There is a developing trend among teenagers to use multiple forms of media simultaneously. For example, it’s not uncommon for a young person to be researching for a Social Studies project online using Google while Instant Messaging (IM'ing) a friend while listening to music and/or watching TV.
According to a recent survey by theKaiser Family Foundation (January 2010) young people spend about 7.5 hours a day with some type of entertainment media. But because they are multi-tasking (using multiple kinds of media at the same time) they are actually logging 10.75 hours of media time into those 7.5 hours.
"The amount of time spent with media increased by an hour and seventeen minutes a day over the past five years, from 6:21 in 2004 to 7:38 today.And because of media multitasking, the total amount of media content consumed during that period has increased from 8:33 in 2004 to 10:45 today."
Here are some more excerpts from the report that might surprise you:
Cell Phones & iPods:
Among 8-18 year olds ownership of these devices has gone up from 39% to 66% in the last 5 years.
About 2/3rds say the TV is usually on during meals and only 3 in 10 say that their parents set any rules about watching TV. 7 in 10 have a TV in their bedroom and half of the respondents had a video game console in their rooms. But for the first time respondents in 2009 reported a decline in viewing regularly programmed TV shows (down 25 minutes a day since 2004). But this decline was rolled back when the increased use of DVD players, TV recording devices and viewing TV through the internet is taken into account.
Top Online Activities:
Social networking sites like Facebook: 22 minutes a day. Playing games: 17 minutes a day. Watching YouTube videos: 15 minutes a day. About 3/4 of students in the 7th to 12 grades have a profile on a social networking site like Facebook or MySpace and girls spend a little more time than boys on these sites.

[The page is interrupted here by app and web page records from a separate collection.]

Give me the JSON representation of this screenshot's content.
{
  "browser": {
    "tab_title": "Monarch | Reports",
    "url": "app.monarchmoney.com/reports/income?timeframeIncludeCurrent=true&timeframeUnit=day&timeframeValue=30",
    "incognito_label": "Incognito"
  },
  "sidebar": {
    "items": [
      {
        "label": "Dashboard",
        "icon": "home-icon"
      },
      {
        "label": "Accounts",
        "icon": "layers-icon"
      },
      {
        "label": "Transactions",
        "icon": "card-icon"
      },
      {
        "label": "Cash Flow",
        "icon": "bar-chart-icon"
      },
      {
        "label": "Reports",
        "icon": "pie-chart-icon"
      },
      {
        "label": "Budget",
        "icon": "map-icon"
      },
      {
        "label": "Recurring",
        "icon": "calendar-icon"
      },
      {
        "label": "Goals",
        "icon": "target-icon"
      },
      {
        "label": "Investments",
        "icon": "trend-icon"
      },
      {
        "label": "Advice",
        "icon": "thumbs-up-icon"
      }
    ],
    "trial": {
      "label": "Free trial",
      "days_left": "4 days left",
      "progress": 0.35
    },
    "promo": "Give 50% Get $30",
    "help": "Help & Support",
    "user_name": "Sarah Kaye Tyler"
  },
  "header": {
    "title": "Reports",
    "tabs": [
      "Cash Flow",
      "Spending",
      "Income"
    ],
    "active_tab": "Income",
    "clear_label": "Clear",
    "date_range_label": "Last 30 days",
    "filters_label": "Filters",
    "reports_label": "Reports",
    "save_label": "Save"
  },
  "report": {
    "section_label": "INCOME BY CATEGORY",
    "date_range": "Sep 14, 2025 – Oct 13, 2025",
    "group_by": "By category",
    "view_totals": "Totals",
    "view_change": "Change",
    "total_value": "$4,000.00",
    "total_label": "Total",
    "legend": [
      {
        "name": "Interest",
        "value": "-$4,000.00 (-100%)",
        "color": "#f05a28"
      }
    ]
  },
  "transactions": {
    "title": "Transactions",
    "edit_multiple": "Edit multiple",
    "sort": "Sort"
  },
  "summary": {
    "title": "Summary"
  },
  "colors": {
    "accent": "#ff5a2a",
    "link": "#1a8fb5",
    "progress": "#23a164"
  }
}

How Does This All Effect Their Grades?
Though a direct correlation is difficult to prove, there is a difference in the grades of light and heavy media users. About half of the heavy media users (more than 16 hours a day) report getting "mostly Cs or lower" whereas about a quarter of light media users (less than 3 hours a day) report getting "mostly Cs or lower."
More on this topic from Psychology Today
For more insights into Teens and Technology try checking out Larry Rosen's Blog on the Psychology Today website: Rewired: the Psychology of Technology